I wasn’t sure if I should write this post. My last opinion piece about the Department of Veterans Affairs was received quite well by the veterans community and prompted DVA to contact me to discuss my and many other young veteran’s issues. What has prompted this follow-up piece tentatively titled “You Ignorant Fucking Bureaucrats!”?…
On the evening of 11 November 2013, undoubtedly scheduled to coincide with Remembrance Day, Channel 7’s Today Tonight aired a story about young veterans and the ongoing struggle for support with PTSD and mental illness entitled Fighting A Mental War.
The story began as a fairly straight forward account detailing the struggles of those who have had the unfortunate distinction of dealing with the Department of Veterans Affairs. Frustration, anger and depression are some of the emotions one can feel when dealing with a Government Department seemingly intent on ignoring your calls for help and ensuring you don’t get access to quality support services and ultimately rejecting financial assistance for your national service at war.
This may seem like an extreme statement but when the person asking for support is a young service-person trying to access help for depression and/or assistance after experiencing a highly traumatic incident(s); being rebuffed by the very organization founded to help you only causes more stress and compounds an already volatile situation. It is a fact that more young servicemen and servicewomen have taken their own lives post-deployment than have been killed in action in Iraq and Afghanistan.
Ordinarily I would take a story broadcast on Today Tonight with a few dozen grains of salt. But after watching Keith Payne VC fire up (a man I have had the pleasure of spending time with in both Afghanistan and Australia) and the pitiful response from DVA Mental Health Advisor Dr Stephanie Hodson I was poised to hurl my remote control at my TV in disgust. I sat staring in disbelief, I wanted to break something, I could feel my pulse rising and my face getting hotter as my skin became flushed with rage.
Ultimately I calmed down but not before I fired off a steam of questions and statements to DVA via Twitter, Facebook and email. Minister for Veterans Affairs Senator the Honourable Michael Ronaldson was also in my sights and received a highly sanitized and more eloquent email demanding answers about his representative’s insulting statements.
What did Dr Hodson say? Below is the transcript from Today Tonight’s segment.
“Any suicide is tragic, and the department actively monitors suicide in veteran community,” Dr Hodson said.

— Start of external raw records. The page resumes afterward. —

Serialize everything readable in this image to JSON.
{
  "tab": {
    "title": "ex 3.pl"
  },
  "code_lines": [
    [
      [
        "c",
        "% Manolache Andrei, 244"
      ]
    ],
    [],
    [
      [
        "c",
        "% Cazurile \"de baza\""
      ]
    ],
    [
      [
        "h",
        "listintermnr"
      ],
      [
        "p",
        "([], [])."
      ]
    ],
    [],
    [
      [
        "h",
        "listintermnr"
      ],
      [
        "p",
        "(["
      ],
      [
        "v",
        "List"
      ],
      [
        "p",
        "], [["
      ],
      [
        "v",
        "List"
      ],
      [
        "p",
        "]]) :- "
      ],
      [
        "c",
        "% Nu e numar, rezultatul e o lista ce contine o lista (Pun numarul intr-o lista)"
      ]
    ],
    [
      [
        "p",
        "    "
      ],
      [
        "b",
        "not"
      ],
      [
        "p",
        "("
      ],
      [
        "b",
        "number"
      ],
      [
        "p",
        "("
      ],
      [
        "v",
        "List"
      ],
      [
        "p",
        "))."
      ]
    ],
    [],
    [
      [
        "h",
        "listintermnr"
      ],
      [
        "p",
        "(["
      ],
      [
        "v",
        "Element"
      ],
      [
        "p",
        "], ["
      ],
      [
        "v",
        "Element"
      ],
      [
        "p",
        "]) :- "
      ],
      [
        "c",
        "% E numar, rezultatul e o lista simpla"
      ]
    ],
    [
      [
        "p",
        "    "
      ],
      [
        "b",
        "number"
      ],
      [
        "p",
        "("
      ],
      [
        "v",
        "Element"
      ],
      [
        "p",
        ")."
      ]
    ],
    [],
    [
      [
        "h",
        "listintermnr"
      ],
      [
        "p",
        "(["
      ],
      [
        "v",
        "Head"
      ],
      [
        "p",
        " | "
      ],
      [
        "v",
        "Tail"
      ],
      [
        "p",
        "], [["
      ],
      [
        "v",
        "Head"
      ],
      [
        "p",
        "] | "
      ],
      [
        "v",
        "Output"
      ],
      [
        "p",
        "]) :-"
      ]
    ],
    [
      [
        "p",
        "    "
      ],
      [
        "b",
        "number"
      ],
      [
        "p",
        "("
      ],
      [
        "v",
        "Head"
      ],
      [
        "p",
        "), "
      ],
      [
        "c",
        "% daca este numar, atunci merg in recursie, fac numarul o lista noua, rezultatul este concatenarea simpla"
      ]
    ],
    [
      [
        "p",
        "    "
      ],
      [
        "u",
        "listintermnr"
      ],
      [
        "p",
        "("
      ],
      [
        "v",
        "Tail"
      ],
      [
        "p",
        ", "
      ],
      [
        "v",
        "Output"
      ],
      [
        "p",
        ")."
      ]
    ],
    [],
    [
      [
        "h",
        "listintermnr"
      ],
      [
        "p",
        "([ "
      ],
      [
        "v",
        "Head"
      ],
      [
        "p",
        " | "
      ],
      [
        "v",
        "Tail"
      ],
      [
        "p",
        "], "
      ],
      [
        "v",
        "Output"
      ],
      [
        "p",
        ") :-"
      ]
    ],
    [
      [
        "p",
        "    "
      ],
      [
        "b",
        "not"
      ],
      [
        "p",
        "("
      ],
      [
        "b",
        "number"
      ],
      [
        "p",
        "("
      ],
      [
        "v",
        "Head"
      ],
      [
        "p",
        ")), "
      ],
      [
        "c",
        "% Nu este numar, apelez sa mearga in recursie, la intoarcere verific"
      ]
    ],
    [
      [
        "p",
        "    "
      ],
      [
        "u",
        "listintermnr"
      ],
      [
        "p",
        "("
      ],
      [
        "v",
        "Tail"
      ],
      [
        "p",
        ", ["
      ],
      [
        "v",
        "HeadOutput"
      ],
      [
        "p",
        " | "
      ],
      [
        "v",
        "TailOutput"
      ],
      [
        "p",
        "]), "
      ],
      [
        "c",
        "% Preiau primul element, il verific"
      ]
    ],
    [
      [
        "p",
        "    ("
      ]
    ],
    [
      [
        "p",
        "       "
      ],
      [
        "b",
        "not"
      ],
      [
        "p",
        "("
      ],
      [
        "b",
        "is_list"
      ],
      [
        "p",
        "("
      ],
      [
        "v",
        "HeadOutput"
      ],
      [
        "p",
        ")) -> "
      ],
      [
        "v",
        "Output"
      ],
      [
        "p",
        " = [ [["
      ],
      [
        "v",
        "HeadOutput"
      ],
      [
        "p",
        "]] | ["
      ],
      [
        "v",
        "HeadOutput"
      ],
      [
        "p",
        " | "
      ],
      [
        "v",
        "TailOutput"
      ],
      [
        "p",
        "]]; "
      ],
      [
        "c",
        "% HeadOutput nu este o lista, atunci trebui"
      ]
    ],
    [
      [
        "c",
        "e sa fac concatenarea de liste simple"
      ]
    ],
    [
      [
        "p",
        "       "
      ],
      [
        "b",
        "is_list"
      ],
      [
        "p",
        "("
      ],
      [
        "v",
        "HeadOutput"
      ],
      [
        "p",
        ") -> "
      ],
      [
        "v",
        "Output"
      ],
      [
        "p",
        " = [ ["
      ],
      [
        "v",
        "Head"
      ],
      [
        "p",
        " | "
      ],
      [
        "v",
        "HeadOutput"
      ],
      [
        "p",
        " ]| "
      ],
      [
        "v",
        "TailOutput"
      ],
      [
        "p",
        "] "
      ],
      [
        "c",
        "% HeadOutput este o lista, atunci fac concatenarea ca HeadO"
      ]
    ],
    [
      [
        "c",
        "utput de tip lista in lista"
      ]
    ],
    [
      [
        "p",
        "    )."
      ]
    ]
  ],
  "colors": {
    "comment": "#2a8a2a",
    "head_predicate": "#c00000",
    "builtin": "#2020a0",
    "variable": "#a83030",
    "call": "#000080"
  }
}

“We actually do need to work on getting our staff more trained, but also about getting through these claims more quickly.”
Dr Hodson denies the department’s failure to plan ahead is resulting in long delays, leaving claims and lives in limbo.
“The department is processing claims as quickly as possible, but we acknowledge that some claims can take longer than we want,” she said.
Dr Hodson claims part of the problem lies with the veterans themselves.
“The problem is that it’s not until someone is in crisis that they will actually start to look for the services,” Dr Hodson said. “The treatment is there for veterans; we just need them to come and put up their hand and get it.”
The full video can be found here:
Dr Hodson’s comments on behalf of DVA start at approximately the 8 minute 15 second mark.
I want to stress I am not launching a personal attack on Dr Hodson; she is clearly a very competent and qualified medical professional. She previously served 22 years in the ADF as a psychologist and has been with DVA for the past decade. This is a woman who has dedicated the majority of her career helping service-persons with mental health issues.
I am however attacking the Department of Veterans Affairs for the systematic failure of the past 40 years. I’ve watched as my Father’s generation has been let down by DVA and his mates have been driven to suicide. Decades later the same thing is happening to my generation.
By Dr Hodson’s own account, DVA needs to do more work; but also claims that the Department’s failure to plan ahead is not to blame. So to Dr Stephanie Hodson and Minister for Veteran’s Affairs Sen the Hon Michael Ronaldson I put this to you:
The last Australians withdrew from Vietnam on Anzac Day 1975. That was 38 years, 6 months and 18 days ago; and yet Australian Servicemen and Servicewomen are still not getting the support that we deserve and have fought for.
To have not learnt from the past and continuing to ignore the Department’s ongoing mistakes is akin to giving a Soldier with PTSD a noose and pointing him or her in the direction of the closet tree with a strong branch.